Most Indian films make it difficult, almost impossible, for ordinary women to relate to female protagonists. Under the direction of the male gaze, female characters are often one-dimensional, they are either too gentle, kind and subservient to be relatable, or too liberated for our imaginations. Rarely is there middle ground. But in Lipstick Under my Burkha, each of the four leads is docile but determined, virginal yet vampy, imperfect while illustrious, meaning that each character, much like the film, is very real.
This makes it easy for the audience to find themselves in the film. You will resonate with Rehana if you grew up, or are still growing up, under a controlling father who can’t fathom that you may have secret aspirations of your own. If your mother is emotionally blackmailing you to tie the knot with a ‘decent’ stranger for financial stability, despite witnessing you struggling to carve out a career, then you will feel for Leela. If you’re married to a man you despise, and deservedly so, then you will see yourself in Shireen. And if you’ve been taught that you’re too old or too unmarried to feel sexual desire, then Usha, or buaji as she is known, will serve as your alter-ego.
The film flits between the lives of these four women (two Muslim, two Hindu), connected by the fact that they all live in the decrepit old Hawai Manzil, loosely translated to ‘Fantasy Destination’. The film explores each protagonist’s desires, and how far she will dare to live her dreams. Out of their seemingly ordinary lives, Alankrita Shrivastava, the director, pulls out compelling and extraordinary stories.

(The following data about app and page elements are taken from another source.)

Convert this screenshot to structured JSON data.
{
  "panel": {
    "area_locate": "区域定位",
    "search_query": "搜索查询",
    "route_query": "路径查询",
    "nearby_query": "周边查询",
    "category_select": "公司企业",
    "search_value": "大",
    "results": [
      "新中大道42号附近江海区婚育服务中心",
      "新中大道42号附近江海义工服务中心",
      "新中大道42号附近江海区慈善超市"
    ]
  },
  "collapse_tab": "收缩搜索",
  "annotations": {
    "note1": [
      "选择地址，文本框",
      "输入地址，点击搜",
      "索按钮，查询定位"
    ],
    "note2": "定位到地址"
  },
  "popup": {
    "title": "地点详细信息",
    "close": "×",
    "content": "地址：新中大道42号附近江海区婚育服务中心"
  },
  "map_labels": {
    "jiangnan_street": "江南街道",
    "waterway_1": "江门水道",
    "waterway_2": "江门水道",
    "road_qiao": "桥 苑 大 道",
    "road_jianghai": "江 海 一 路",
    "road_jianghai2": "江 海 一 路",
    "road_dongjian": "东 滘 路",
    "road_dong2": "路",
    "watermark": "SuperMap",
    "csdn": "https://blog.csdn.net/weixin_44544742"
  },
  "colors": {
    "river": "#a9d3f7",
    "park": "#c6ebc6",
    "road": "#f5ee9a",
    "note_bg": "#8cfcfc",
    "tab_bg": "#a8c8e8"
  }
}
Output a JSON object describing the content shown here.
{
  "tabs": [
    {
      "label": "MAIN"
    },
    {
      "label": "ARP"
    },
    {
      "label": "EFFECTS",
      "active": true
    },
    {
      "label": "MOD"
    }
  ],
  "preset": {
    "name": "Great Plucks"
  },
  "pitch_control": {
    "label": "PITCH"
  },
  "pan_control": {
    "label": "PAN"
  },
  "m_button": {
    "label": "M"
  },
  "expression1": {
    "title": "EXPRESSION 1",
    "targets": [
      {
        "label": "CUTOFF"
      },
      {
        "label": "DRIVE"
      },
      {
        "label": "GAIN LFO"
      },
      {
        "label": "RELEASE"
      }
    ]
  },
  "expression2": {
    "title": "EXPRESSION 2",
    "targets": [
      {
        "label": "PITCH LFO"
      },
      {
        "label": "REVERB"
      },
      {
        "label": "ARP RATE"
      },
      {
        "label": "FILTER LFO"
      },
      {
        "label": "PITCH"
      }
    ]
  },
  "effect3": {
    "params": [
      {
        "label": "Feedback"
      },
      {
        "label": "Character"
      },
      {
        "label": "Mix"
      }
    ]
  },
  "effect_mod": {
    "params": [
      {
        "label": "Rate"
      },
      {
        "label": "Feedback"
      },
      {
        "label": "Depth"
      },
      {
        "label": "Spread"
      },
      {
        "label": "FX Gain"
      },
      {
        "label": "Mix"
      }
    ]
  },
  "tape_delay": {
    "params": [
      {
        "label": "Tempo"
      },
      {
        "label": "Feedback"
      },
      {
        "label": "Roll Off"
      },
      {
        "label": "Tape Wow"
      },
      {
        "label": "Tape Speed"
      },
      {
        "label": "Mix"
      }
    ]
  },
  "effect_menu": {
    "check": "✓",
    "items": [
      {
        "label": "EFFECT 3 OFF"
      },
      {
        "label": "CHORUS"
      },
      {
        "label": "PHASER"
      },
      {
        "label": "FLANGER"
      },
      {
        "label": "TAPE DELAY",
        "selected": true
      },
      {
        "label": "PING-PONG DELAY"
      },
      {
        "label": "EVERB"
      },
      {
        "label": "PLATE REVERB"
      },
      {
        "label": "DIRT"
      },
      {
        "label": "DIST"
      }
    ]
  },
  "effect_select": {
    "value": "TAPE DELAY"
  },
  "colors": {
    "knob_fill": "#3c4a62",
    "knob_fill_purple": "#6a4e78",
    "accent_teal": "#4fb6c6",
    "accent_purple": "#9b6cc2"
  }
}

But Shrivastava doesn’t garnish these stories with platitudes, nor does she dramatise them to the point of making them appear trivial; for instance, the brutality of a marital rape scene is not conveyed the conventional way, through shock, screams and tears, but through a very humdrum, by-the-way depiction.
But while Shrivastava ensured that her female characters were not being used for the fulfillment of male sexual desire, nor as props to fill empty screen spaces or boring plotlines, she inverted this outdated model on its head and gave the men these roles. Each male character was deeply flawed and even upon searching couldn’t offer a single redeeming quality. I don’t say this in the defense of men, but simply for the sanctity of the generous realism that the film otherwise offers.
Shrivastava aptly floods the screenplay with symbolism, metaphor and allegory. While ‘Lipstick’ is singularly used as a symbol of freedom, the film is more playful with the metaphorical ‘Burkha’. Sometimes it drapes too heavy on women and cloisters them in so much darkness that they themselves lose track of their desires, and yet, at other times it provides them a shield to stalk and steal as they please.
The most interesting social commentary that the film makes on women’s clothing is that Rehana and Shireen in their black burqas, Leela in her backless, sleeveless kameez, and Usha in her matronly saaris are all equally and simultaneously oppressed and liberated. Outsiders read the women by their clothes, but the women themselves don’t necessarily feel defined by them.
The allegory that runs through the course of the film is the omnipotent story of Rosie, a potential fifth character. Narrated in Usha’s soft voice from a tattered copy of Lipshtick Walay Sapney, Rosie’s erotic tale of longing for her landlord is central to the film. It keeps us busy with its teasing words, provides material for Usha’s telephonic sex-capades, and gels the four storylines together.
Although the film has been described as vulgar, even as “orally pornographic”, I found that much of its beauty was subtle. In one scene Usha/buaji has to climb an escalator in order to buy herself a swimming suit; she almost dares to take the leap of faith and plant her foot on the automatic staircase that could symbolically transport her towards sexual freedom. Just as she’s giving up, a straight line of tiny hijab-clad schoolgirls neatly climbs the escalator, all holding hands; the last little girl extends her hand to a gracious Usha. And so buaji navigates through her fears with the help of other females.
The scene is tucked away within a song, and cutting it out would not have affected the storyline at all; but the message it sends is comforting and clear: the only way forward is if we work together.
Another subtle scene that stole my heart was when a defeated Shireen walks into the kitchen to put away a plate of uneaten cake and unable to remain indifferent to her humiliation, bursts into tears, picks up the chocolate cake and shoves it down her throat. Her misery-driven consumption of chocolate was relatable and cathartic.
The fact that the Indian Central Board of Film Certification had attempted to derail the film because “the film was lady oriented, their fantasy above life,” hinted that the film would make an outrageous cry for feminism. It was proclaimed far and wide as a ‘feminist movie’. Does the film show that both women and men have dreams and desires? Yes. Does it depict both women and men have the right to have said dreams and desires? Not entirely. Does it depict both women and men have access to achieve said dreams and desires? Definitely not.
What the film does do is hold a mirror to society, show us the nitty-gritty as well as overarching ways in which male and female desires are differently treated, understood and imagined. It shows us the real, brutal cost women have to pay for having dreams and chasing desires. The film doesn’t provide a neat, linear solution to defeat patriarchy, but perhaps that’s because the answer to patriarchy can’t be packaged as a magic formula, to be digested in 1 hour 50 minutes?